What kind of house do you live in?

The second in a series about exterior color selection.

I mean this question in two ways: what are the materials used in its construction, and what kind of style is it in? Is it Modern or turn-of-the century, mock Tudor or Arts and Crafts, Prairie School or farmhouse, Federalist or Dutch Colonial? If it's a very classical expression of one of these styles, then your color choices become more limited, and therefore easier.


For example, if you have a mock Tudor, you probably shouldn't paint your half-timbers on the front with anything other than a couple varieties of brown, because it's weird and anachronistic to see them any other color, such as a pinkish salmon we once had the pleasure to paint over. You may have some more leeway in choosing a stucco color on a Tudor, anything from creams to tans and taupes, but none of these should be so dark as to interfere with the effect of the architectural details. The beams in the front are an visual asset to be emphasized; contrasting colors displays them well.


“But what style is my house in?” you ask, “I can't tell.” Well, this is where things get interesting. Many, many houses are built in what's clumsily called 20th Century Vernacular. This means that the builders cribbed elements from several different school and styles, mixing the Federalist with Arts and Crafts, tossing in some columns and happily moving in to raise a family. Occasionally you'll find a house that started out as one thing, and then was remodeled so extensively as to have changed the original style into something else entirely. Like all construction projects, this can be done well, or it can be done badly.

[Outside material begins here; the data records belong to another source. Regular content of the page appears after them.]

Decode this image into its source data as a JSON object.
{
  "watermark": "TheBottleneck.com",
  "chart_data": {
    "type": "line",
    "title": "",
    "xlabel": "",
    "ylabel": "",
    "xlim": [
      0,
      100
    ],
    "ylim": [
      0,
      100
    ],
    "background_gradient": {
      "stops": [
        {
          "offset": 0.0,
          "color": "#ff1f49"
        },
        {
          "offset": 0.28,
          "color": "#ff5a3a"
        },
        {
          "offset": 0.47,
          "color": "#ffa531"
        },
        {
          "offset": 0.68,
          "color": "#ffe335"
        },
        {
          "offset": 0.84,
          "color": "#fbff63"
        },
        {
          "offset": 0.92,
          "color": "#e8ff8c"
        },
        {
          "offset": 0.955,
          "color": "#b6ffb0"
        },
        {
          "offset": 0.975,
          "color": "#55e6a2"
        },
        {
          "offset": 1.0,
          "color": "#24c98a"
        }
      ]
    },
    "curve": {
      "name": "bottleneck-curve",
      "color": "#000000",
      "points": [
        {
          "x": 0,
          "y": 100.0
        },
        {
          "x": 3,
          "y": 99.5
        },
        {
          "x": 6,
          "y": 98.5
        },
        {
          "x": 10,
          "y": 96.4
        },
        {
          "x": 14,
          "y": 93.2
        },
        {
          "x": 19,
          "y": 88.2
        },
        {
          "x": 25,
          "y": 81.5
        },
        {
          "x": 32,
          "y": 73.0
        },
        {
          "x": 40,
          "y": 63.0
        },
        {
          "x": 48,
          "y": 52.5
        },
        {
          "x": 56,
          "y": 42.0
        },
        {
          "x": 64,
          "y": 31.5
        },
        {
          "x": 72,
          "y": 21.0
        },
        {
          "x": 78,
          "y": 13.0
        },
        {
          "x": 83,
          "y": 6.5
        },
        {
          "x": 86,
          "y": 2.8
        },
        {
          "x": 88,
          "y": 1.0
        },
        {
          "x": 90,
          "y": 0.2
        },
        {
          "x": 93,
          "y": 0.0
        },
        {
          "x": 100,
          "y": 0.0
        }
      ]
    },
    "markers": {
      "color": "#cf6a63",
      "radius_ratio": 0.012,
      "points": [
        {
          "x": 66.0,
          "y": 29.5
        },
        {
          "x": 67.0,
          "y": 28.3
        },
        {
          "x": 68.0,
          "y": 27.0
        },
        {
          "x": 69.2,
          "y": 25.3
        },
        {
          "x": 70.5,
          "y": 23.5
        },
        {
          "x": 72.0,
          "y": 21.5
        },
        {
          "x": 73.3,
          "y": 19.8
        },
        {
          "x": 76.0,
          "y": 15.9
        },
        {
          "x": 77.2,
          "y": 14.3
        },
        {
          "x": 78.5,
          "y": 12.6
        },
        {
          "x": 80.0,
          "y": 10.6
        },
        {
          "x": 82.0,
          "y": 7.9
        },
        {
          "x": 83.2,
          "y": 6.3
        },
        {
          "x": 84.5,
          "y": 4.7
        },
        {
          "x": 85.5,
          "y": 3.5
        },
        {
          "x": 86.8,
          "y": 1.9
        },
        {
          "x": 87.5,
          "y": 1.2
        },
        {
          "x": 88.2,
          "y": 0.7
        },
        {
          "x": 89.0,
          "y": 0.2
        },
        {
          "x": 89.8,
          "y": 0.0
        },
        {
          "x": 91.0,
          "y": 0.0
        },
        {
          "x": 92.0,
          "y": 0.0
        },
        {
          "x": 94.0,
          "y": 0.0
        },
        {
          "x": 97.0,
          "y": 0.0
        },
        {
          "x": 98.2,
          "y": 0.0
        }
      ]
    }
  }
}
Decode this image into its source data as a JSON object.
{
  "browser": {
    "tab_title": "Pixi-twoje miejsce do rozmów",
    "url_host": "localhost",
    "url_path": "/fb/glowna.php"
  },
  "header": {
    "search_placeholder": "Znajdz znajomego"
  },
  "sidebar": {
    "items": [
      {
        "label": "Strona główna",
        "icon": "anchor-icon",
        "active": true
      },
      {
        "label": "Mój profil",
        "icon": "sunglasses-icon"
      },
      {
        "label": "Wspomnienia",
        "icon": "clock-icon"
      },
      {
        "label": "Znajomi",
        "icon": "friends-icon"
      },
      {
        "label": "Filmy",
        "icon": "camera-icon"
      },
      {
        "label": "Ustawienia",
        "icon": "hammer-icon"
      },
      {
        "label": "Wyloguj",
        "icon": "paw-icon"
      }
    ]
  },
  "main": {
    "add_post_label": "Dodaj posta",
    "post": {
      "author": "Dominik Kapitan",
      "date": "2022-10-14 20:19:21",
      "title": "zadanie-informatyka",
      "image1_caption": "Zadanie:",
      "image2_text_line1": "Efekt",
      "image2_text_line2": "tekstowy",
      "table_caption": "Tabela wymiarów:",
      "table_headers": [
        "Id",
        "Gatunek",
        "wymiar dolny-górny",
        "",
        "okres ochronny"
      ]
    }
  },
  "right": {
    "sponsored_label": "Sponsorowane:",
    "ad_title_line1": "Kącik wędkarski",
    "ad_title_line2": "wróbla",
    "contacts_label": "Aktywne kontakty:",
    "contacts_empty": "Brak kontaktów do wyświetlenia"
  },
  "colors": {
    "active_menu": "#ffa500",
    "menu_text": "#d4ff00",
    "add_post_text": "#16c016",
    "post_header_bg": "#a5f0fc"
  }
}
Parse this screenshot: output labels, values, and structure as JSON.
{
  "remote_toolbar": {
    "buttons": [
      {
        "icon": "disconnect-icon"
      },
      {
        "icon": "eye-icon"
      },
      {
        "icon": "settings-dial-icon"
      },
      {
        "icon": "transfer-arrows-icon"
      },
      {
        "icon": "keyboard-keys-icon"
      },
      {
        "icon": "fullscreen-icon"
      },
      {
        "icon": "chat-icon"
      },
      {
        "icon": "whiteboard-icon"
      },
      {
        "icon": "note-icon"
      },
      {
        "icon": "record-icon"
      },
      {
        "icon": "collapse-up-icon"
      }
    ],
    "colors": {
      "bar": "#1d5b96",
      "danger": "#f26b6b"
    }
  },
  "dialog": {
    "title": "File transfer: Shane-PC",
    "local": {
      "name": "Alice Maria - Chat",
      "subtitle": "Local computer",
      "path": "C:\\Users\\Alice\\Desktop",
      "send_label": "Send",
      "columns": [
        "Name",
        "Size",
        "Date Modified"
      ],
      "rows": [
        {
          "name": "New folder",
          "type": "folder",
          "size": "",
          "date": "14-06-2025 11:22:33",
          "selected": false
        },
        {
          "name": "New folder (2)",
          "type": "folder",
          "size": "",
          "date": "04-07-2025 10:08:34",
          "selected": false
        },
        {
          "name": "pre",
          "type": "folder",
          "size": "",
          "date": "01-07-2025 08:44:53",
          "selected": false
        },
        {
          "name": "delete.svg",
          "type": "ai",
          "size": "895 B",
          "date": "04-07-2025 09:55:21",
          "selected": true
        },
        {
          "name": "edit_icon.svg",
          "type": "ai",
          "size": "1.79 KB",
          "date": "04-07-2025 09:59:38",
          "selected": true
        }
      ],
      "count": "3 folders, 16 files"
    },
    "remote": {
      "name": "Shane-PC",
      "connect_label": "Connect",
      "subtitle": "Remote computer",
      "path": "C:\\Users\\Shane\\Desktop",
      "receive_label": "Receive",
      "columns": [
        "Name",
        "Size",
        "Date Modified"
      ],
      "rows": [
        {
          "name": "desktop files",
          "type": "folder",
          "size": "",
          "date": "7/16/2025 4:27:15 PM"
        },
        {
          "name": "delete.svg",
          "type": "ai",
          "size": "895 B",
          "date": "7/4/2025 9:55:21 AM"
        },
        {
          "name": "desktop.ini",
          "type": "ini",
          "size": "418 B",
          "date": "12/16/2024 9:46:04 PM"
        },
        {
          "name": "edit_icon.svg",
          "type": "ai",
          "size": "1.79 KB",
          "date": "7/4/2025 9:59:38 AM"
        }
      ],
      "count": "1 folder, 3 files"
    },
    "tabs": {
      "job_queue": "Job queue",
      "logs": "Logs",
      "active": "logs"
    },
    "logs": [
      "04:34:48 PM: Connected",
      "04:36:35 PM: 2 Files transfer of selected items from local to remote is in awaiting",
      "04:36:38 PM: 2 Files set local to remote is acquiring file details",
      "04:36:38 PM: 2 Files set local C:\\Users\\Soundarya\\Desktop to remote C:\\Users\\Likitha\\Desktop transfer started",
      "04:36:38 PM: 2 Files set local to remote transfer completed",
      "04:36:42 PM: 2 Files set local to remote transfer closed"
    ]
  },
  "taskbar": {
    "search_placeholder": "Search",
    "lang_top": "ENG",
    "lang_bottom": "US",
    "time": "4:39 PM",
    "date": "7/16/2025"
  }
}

If your house is in a collection of styles, you certainly have more options in your color choices, as you can mix styles in the manner of the original builders. Or you can choose the dominant style, and go with that. Many paint manufacturers (most notably Sherwin Williams, Benjamin Moore, and Hirshfield's) have created paint lines attuned to specific architectural styles. If you have an Art and Crafts inflected house, start with the colors that have been identified as such. Choice is often a matter of limiting your options. Style is as good a place to start as any.


And finally, a note on materials. Do you have brick or stone sections you will not be painting? White metal fascia, vinyl-covered dormers or aluminum storms that would be troublesome to paint, if not downright expensive? (An aside on painting vinyl: it used to be that you couldn't paint vinyl with a color darker than the factory finish, for reasons I'm not entirely clear on. Paint manufacturers, in their ongoing arms race with the vinyl people, have now formulated paints that claim to do exactly that.) Colors can be suggested by stone and brick, which often have a lovely range of shades and patterns. Don't forget to look at the mortar! If there are parts of the house you're not painting, then you already have some choices made.